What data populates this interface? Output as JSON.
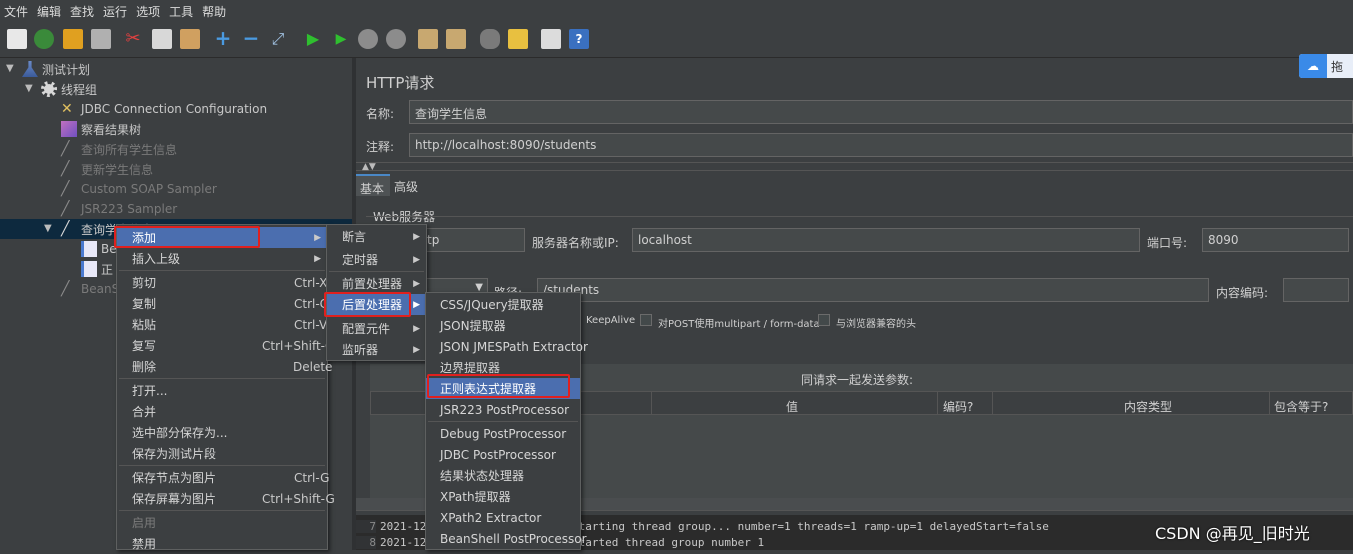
{
  "menubar": [
    "文件",
    "编辑",
    "查找",
    "运行",
    "选项",
    "工具",
    "帮助"
  ],
  "tree": {
    "nodes": [
      {
        "label": "测试计划",
        "icon": "test-plan-icon",
        "enabled": true
      },
      {
        "label": "线程组",
        "icon": "gear-icon",
        "enabled": true
      },
      {
        "label": "JDBC Connection Configuration",
        "icon": "wrench-icon",
        "enabled": true
      },
      {
        "label": "察看结果树",
        "icon": "chart-icon",
        "enabled": true
      },
      {
        "label": "查询所有学生信息",
        "icon": "pen-icon",
        "enabled": false
      },
      {
        "label": "更新学生信息",
        "icon": "pen-icon",
        "enabled": false
      },
      {
        "label": "Custom SOAP Sampler",
        "icon": "pen-icon",
        "enabled": false
      },
      {
        "label": "JSR223 Sampler",
        "icon": "pen-icon",
        "enabled": false
      },
      {
        "label": "查询学生信息",
        "icon": "pen-icon",
        "enabled": true
      },
      {
        "label": "Be",
        "icon": "document-icon",
        "enabled": true
      },
      {
        "label": "正",
        "icon": "document-icon",
        "enabled": true
      },
      {
        "label": "BeanS",
        "icon": "pen-icon",
        "enabled": false
      }
    ]
  },
  "http": {
    "title": "HTTP请求",
    "name_label": "名称:",
    "name_value": "查询学生信息",
    "comment_label": "注释:",
    "comment_value": "http://localhost:8090/students",
    "tabs": [
      "基本",
      "高级"
    ],
    "web_server_label": "Web服务器",
    "protocol_value": "tp",
    "server_label": "服务器名称或IP:",
    "server_value": "localhost",
    "port_label": "端口号:",
    "port_value": "8090",
    "path_label": "路径:",
    "path_value": "/students",
    "encoding_label": "内容编码:",
    "keepalive_label": "KeepAlive",
    "multipart_label": "对POST使用multipart / form-data",
    "browser_headers_label": "与浏览器兼容的头",
    "params_title": "同请求一起发送参数:",
    "columns": [
      "值",
      "编码?",
      "内容类型",
      "包含等于?"
    ]
  },
  "context_menu": {
    "items": [
      {
        "label": "添加",
        "shortcut": ""
      },
      {
        "label": "插入上级",
        "shortcut": ""
      },
      {
        "label": "剪切",
        "shortcut": "Ctrl-X"
      },
      {
        "label": "复制",
        "shortcut": "Ctrl-C"
      },
      {
        "label": "粘贴",
        "shortcut": "Ctrl-V"
      },
      {
        "label": "复写",
        "shortcut": "Ctrl+Shift-C"
      },
      {
        "label": "删除",
        "shortcut": "Delete"
      },
      {
        "label": "打开...",
        "shortcut": ""
      },
      {
        "label": "合并",
        "shortcut": ""
      },
      {
        "label": "选中部分保存为...",
        "shortcut": ""
      },
      {
        "label": "保存为测试片段",
        "shortcut": ""
      },
      {
        "label": "保存节点为图片",
        "shortcut": "Ctrl-G"
      },
      {
        "label": "保存屏幕为图片",
        "shortcut": "Ctrl+Shift-G"
      },
      {
        "label": "启用",
        "shortcut": ""
      },
      {
        "label": "禁用",
        "shortcut": ""
      }
    ]
  },
  "add_submenu": {
    "items": [
      "断言",
      "定时器",
      "前置处理器",
      "后置处理器",
      "配置元件",
      "监听器"
    ]
  },
  "post_processor_submenu": {
    "items": [
      "CSS/JQuery提取器",
      "JSON提取器",
      "JSON JMESPath Extractor",
      "边界提取器",
      "正则表达式提取器",
      "JSR223 PostProcessor",
      "Debug PostProcessor",
      "JDBC PostProcessor",
      "结果状态处理器",
      "XPath提取器",
      "XPath2 Extractor",
      "BeanShell PostProcessor"
    ]
  },
  "console": {
    "lines": [
      {
        "num": "7",
        "text": "2021-12          o.a.j.t.ThreadGroup: Starting thread group... number=1 threads=1 ramp-up=1 delayedStart=false"
      },
      {
        "num": "8",
        "text": "2021-12          o.a.j.t.ThreadGroup: Started thread group number 1"
      }
    ]
  },
  "watermark": "CSDN @再见_旧时光",
  "badge_text": "拖",
  "colors": {
    "selection": "#4b6eaf",
    "highlight_box": "#e0201e",
    "background": "#3c3f41"
  }
}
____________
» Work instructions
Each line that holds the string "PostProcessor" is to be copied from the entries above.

» Answer for the task
      "JSR223 PostProcessor",
      "Debug PostProcessor",
      "JDBC PostProcessor",
      "BeanShell PostProcessor"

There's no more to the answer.